After realizing all the local Black community history they didn’t know, two local high schoolers used tech in the hopes of teaching tourists and residents alike about the stories of the district’s civil rights movement.
Eliza and Lily Dorton — a sophomore and senior, respectively, at Holton-Arms School in Bethesda, Maryland — are the creators of the DC Civil Rights Tour, an app and website that hosts a tour of local historical sites. The app features 17 locations across the district, including some more well-known ones and others that might be new to users. At each location, app users can listen to a three-minute-long audio recording or read a text, and there’s a map of all the sites. The app launched in September for both Android and iOS users.

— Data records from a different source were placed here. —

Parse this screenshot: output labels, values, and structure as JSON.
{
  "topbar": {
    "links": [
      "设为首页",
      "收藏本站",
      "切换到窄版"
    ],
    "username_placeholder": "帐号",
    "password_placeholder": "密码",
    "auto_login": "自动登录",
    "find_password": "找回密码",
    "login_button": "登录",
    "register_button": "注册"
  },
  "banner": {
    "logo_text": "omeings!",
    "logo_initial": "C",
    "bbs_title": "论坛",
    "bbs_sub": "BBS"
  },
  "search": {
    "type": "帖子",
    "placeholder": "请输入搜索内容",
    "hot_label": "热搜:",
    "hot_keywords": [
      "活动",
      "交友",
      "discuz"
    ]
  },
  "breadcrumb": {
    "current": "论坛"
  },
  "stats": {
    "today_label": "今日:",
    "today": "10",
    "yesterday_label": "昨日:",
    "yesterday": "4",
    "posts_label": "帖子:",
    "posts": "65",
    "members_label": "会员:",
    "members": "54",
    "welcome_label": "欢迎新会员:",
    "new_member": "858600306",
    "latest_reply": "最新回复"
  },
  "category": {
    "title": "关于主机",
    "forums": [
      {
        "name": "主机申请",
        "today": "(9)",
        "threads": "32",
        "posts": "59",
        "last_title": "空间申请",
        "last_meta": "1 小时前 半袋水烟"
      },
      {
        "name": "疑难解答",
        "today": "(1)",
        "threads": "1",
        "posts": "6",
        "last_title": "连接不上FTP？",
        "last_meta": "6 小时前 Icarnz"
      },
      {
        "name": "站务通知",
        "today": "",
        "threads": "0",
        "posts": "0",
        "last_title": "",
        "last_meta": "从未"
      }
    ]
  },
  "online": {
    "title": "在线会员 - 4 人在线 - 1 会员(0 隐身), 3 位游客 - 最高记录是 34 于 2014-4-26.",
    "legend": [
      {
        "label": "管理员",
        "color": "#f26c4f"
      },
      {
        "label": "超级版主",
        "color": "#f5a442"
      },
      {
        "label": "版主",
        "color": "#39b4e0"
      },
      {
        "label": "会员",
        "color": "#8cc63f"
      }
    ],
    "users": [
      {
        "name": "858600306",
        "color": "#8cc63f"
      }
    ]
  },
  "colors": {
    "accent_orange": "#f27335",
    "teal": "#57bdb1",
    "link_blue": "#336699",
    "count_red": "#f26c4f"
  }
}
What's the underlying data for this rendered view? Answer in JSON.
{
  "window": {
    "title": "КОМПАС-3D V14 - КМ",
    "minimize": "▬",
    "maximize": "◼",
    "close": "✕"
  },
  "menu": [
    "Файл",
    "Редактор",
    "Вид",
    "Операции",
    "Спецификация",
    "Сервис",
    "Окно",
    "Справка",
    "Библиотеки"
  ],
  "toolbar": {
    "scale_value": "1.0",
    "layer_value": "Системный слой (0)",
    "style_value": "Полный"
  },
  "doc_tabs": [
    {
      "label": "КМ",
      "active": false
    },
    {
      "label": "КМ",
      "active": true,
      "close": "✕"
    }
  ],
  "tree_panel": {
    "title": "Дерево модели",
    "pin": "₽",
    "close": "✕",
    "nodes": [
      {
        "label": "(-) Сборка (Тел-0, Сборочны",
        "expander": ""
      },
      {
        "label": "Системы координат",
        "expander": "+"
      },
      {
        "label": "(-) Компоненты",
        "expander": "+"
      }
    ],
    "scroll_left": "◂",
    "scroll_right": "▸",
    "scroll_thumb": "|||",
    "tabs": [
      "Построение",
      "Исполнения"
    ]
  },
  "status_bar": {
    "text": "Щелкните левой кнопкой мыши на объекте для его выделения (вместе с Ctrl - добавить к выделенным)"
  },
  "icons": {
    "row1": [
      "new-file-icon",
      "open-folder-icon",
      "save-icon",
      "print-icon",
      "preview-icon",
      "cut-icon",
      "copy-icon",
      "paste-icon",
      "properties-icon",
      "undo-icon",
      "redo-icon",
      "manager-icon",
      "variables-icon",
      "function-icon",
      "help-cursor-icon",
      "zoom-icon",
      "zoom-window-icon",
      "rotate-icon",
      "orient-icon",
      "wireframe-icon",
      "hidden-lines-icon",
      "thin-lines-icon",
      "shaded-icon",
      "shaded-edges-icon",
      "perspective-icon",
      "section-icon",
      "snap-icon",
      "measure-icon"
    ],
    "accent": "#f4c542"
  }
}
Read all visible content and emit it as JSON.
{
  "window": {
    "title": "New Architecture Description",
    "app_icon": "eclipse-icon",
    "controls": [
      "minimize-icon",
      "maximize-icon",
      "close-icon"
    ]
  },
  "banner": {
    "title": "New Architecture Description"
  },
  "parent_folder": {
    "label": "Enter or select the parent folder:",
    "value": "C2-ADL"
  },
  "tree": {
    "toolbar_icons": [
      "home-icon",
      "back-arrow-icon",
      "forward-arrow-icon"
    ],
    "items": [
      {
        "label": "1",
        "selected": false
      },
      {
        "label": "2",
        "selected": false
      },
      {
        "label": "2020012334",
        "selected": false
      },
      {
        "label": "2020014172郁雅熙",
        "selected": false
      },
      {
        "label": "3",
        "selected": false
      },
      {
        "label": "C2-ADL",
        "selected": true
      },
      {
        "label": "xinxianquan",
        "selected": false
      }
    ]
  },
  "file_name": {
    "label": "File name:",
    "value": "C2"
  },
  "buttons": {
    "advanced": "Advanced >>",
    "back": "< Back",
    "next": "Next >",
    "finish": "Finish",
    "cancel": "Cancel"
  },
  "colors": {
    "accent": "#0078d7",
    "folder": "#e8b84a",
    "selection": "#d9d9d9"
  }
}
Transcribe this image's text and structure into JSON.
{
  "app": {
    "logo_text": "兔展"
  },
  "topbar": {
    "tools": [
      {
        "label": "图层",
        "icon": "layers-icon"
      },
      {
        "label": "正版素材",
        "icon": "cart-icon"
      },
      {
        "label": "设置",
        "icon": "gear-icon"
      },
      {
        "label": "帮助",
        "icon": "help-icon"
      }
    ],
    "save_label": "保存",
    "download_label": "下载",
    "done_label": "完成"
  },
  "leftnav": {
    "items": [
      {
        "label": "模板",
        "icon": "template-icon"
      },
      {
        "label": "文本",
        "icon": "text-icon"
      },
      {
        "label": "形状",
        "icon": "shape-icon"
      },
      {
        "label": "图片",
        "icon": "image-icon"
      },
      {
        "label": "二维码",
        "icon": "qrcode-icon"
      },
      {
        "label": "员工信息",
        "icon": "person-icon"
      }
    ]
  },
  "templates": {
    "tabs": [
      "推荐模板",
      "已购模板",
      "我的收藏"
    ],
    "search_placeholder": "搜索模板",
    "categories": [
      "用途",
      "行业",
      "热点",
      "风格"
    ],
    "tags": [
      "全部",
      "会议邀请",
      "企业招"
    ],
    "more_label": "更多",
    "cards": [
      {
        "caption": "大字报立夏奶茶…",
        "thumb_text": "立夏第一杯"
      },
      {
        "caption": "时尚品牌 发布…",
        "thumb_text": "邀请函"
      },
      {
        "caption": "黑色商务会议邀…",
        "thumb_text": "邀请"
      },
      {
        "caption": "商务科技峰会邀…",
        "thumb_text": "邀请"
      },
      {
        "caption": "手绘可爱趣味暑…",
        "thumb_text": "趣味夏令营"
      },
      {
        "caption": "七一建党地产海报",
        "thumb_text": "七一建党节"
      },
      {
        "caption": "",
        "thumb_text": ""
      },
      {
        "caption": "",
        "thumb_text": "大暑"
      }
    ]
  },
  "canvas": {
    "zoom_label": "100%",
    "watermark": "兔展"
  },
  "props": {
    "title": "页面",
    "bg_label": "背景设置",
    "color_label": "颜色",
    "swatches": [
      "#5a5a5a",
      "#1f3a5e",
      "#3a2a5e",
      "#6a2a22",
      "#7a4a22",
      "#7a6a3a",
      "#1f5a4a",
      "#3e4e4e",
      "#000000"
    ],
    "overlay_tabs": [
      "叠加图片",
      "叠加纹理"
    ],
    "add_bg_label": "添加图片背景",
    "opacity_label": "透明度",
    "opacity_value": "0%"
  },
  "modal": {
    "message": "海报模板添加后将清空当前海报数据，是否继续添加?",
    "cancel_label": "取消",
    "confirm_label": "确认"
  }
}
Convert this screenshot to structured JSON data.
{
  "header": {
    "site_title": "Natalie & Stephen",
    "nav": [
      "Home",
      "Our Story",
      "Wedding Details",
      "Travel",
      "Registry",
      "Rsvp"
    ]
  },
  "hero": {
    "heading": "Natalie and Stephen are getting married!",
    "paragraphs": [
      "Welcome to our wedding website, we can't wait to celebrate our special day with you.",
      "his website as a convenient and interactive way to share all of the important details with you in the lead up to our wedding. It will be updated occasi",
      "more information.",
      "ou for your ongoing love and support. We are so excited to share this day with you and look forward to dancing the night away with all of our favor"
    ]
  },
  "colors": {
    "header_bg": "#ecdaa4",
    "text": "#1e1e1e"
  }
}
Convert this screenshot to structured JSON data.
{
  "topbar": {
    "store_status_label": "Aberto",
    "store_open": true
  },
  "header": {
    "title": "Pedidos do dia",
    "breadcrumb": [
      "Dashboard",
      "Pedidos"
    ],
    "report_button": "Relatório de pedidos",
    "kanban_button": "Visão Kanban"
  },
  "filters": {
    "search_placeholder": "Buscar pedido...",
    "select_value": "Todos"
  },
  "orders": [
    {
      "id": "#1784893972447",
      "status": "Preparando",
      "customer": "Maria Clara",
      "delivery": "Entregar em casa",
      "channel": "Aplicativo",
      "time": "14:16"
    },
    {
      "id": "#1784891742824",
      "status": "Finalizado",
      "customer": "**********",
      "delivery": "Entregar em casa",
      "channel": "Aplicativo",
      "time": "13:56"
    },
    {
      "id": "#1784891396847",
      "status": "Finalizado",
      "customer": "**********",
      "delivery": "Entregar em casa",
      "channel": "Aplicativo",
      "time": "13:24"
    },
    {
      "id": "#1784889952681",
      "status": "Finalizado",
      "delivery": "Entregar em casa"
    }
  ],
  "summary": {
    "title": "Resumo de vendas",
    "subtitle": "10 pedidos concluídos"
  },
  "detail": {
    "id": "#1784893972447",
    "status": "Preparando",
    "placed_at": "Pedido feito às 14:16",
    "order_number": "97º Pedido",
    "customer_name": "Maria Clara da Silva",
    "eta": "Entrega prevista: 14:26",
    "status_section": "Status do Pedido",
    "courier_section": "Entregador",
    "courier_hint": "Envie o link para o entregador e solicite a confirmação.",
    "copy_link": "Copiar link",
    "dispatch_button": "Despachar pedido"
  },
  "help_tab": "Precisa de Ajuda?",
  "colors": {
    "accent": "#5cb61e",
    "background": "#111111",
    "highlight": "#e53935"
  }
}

But the inspiration for the app goes back much further than this fall. Seeing how the Black Lives Matter movement responded to George Floyd’s death in 2020, Lily Dorton said they both wanted to learn more about DC’s civil rights history that they hadn’t learned in school. As they educated themselves about the local history, they wanted to share it with others, too.
“We wanted to not only support and be an ally to the movement, but we actually wanted to do something take action, educate ourselves,” Lily Dorton told Technical.ly. “That’s when we started to try to learn more about the civil rights history of one of those powerful cities in the world.”
With the civil rights tour, the sisters wanted to showcase more unknown or off-the-regular-tourist-path locations. Sites include the Lincoln Theater, the first Black YMCA building, the Mary McLeod Bethune Council House, DC’s U Street neighborhood and Black Lives Matter Plaza.
Eliza Dorton said they began working on the app in the fall of 2020, initially starting with the idea of a website and approximately 25 local landmarks. They narrowed it down to 17 (all located in DC) to start, but hope to add sites in nearby Maryland and Virginia in the near future.
Eventually, they chose to create an app due to its portability. The pair connected with an app developer to build the technology, but did all the research and fact-checking for the tour’s information — all outside of school hours.
“We don’t learn about any of this information in our history textbooks and in our school curriculum,” Lily Dorton said. “So hopefully, one day, some of this history will be incorporated in — especially with schools in the DC area that should include a lot of this history.”
For now, the sisters say the app is just a passion project and they do not intend to monetize it or create a full-blown startup. But they hope that it will offer those both living in and visiting the DMV a chance for a deeper understanding of the area’s history.
“There’s a lot more to DC than just the big monuments and memorials, and learning about the people that maybe aren’t as famous but had a really big impact is important,” Eliza Dorton said.
“It’s very important to understand the full history of where you live and where you come from, and the beginning of this country,” Lily Dorton added. “I think this is important to understand and educate yourself and other people on the history of Washington because, in order to fully embrace the ideals of liberty and equality, we have to fully understand the history and the background of all of this.”-30-